60. To determine the refund of paid tuition fees as requested by the Student in this matter, consideration must be given to the relevant statutory and contractual obligations on the Provider relating to refunds.
61. The Provider, [redacted] have included in their submissions the criteria for providing a Refund for International Students.
62. The Student paid his tuition fees on the 14 April 2016 referred to at  this invoked Clause 235A.4 of the Education Act (1989), “refund period means the period that begins when the student’s fees are paid to the training establishment (or paid directly to the independent trustee) and ends on the date specified in the notice made under section 235B.”
63. The Provider states at [54.3] that “Students who apply for a place in a Course/programme remain liable for fees unless they withdraw in writing prior to the 10% Date.”
64. The jurisdiction of the International Student Contract Dispute Scheme is limited to financial or contractual matters as determined by the Education Act 1989.
65. In this regard the writer’s findings are as follows:
65.1 Following the enrolment onto the Diploma programme there was some concern by the Provider relating to the non-attendance by the Student at his chosen classes. After having reviewed the available submissions and taken into consideration both the Student and Provider information, the writer finds that the Provider have submitted sufficient information to support their account.

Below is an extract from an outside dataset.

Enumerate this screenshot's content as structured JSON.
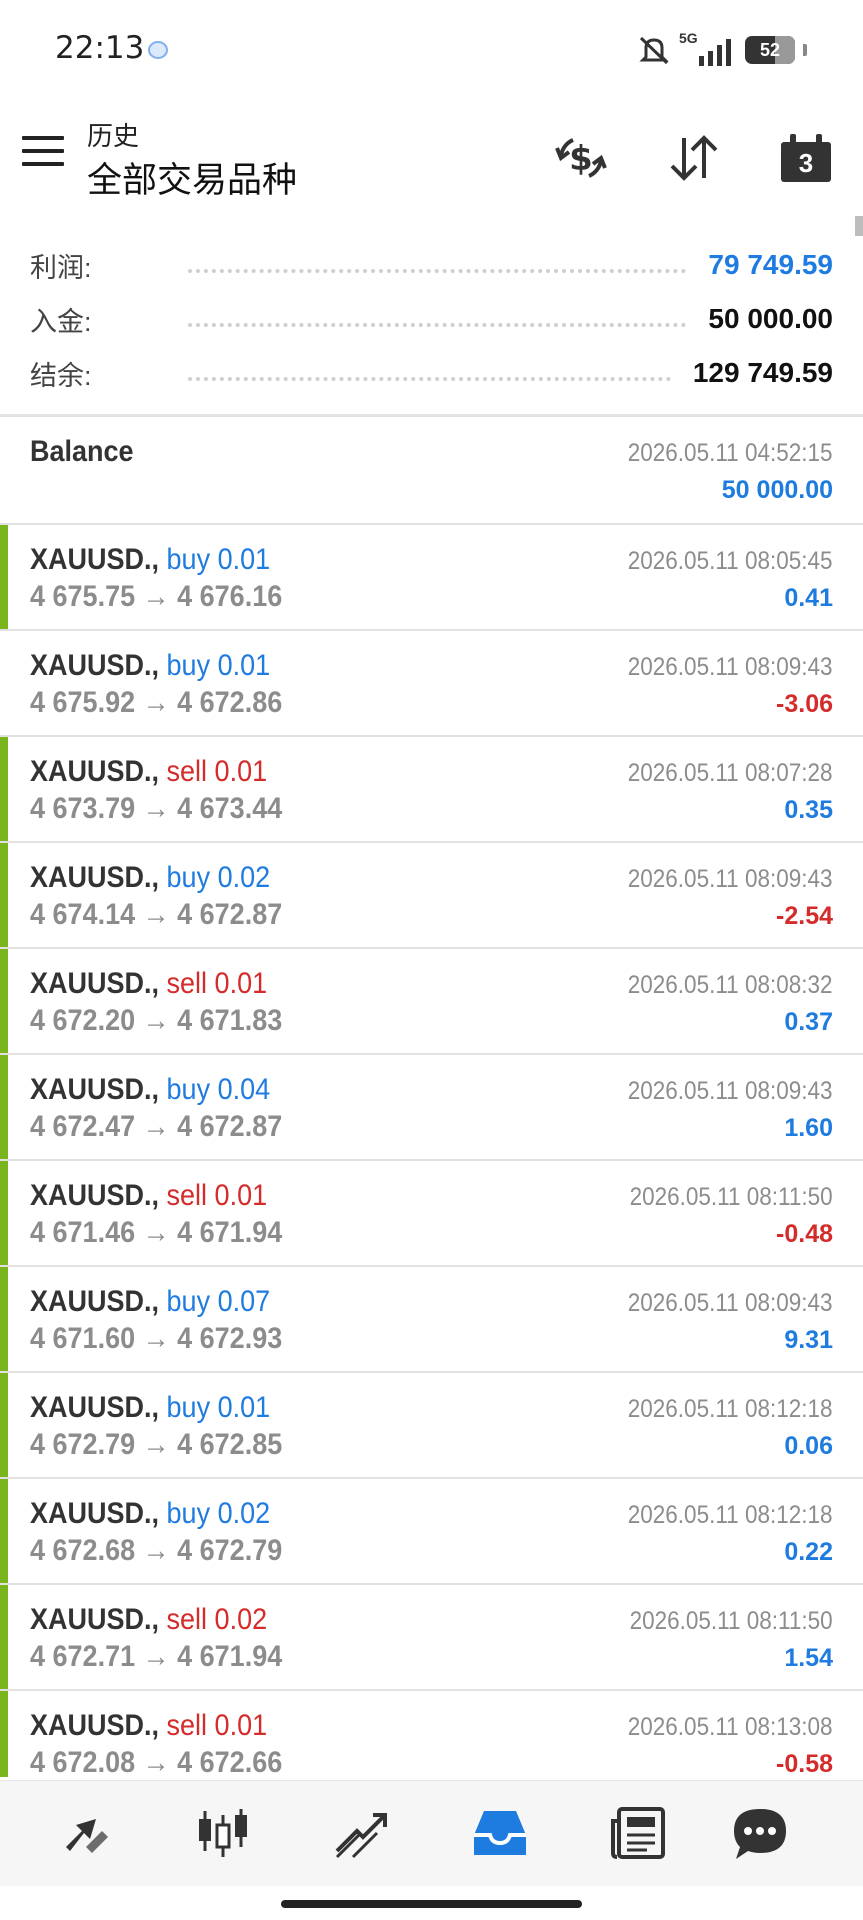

65.2 The Student enrolled on more than one programme of study with the Provider which caused some confusion resulting in a situation where the Student’s selected courses were ‘dropped’ and this was not remedied for almost 3 weeks by the Provider.
65.3 In ‘good faith’ the Provider agreed to transfer the tuition fees for the Student from semester 1 2017 to semester 2 2017 and clearly stated to the Student that the option of a cash refund was not available as referenced at .65.4 While the Student has applied for a refund on several occasions, as stated in the submissions ‘The Provider’s Admission, Enrolment and Fees policy referred to at [54.3] outlines the criteria for Refunds for International Students (2.8.2) “Students who apply for a place in a Course/programme remain liable for fees unless they withdraw in writing prior to the 10% Date”.
65.5 After reviewing the submissions, the writer could not find sufficient support for a tuition fee refund as requested by the Student.
66. The proposed decision of the International Student Contract Dispute Scheme was that the Student’s complaint be dismissed.
67. Both parties had a final opportunity to provide further submissions before a final decision from the International Student Contract Dispute Scheme was issued.
68. The parties were invited to provide any final comments on the proposed decision issued 26 November 2019.
69. No further comments have been received from the Student.
70. No further comments have been received from the Provider.
71. The proposed decision of the International Student Contract Dispute Resolution Scheme is confirmed, and the Student’s complaint is dismissed.
11 December 2019